So, just to take a few steps back, if you look at the evolution of banking malware, before banking malware was a matter of, “Let’s get in the machine, let’s get on the endpoint, let’s wait around until we get banking credentials or credit card numbers, or bank account numbers, and then let’s force a transfer.” Then, as a criminal ecosystem, that wouldn’t be the end of the heist. You needed mules, you needed people that would be able to move that money, and you were hoping that the bank wouldn’t catch on to these transactions in time to stop them. That all changed the moment cryptocurrencies became popular, because all of a sudden, you had Bitcoin as this sort of semi-untraceable mechanism, or certainly decentralized and un-scrutinized payment mechanism. That’s what brought the rise of ransomware.

If you think about it, the first ransomware appeared in the early 90s. It’s actually not a new idea, it just didn’t make a whole lot of sense to try to get payments through the mail, or get payments through credit cards. It’s Bitcoin that enables the rise of ransomware in a lot of ways. Now what we’re seeing is being able to amass that kind of value in large, large quantities, all at once. It’s this sort of natural evolution that happens with these new mechanisms that are in place. If you’re asking me exactly how to tell people to be particularly careful, I mean, there’s really nothing better at the point of having a single file, or a single point of failure, like a Bitcoin wallet on your system, than actually having it in cold storage somewhere. Please, just copy it over to a USB and unplug it from your machine at this point.

That’s not really the sole solution when you’re talking about malware that is persistent, that is probably on your system 24/7 watching, but it’s definitely a big step forward. To say, “You know what? If they gain a foothold there, they shouldn’t have immediate access to the single point of failure.”

Dave Bittner:

Our thanks to Juan Andres Guerrero-Saade for joining us.

You can read the full report about North Korea targeting South Korean cryptocurrency users on the Recorded Future website. It’s in their blog section.

Don’t forget to sign up for the Recorded Future Cyber Daily email, where every day you’ll receive the top results for trending technical indicators that are crossing the web, cyber news, targeted industries, threat actors, exploited vulnerabilities, malware, suspicious IP addresses, and much more. You can find that at recordedfuture.com/intel.

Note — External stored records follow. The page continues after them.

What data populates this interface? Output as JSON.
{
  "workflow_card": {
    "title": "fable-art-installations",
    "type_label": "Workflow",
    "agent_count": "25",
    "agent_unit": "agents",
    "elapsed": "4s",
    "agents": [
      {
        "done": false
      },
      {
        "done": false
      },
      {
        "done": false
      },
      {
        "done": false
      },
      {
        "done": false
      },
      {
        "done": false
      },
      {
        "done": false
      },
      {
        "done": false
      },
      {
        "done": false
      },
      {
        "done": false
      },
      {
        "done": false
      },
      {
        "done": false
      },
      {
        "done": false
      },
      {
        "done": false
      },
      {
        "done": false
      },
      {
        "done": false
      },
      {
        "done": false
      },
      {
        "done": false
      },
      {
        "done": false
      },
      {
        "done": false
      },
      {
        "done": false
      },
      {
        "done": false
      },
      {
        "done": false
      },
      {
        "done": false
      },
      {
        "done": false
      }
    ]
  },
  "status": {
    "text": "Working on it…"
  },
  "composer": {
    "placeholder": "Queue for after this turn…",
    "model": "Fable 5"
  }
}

We hope you’ve enjoyed the show and that you’ll subscribe and help spread the word among your colleagues and online. The Recorded Future podcast team includes Coordinating Producer Amanda McKeon, Executive Producer Greg Barrette. The show is produced by Pratt Street Media, with Editor John Petrik, Executive Producer Peter Kilpe, and I’m Dave Bittner.

Thanks for listening.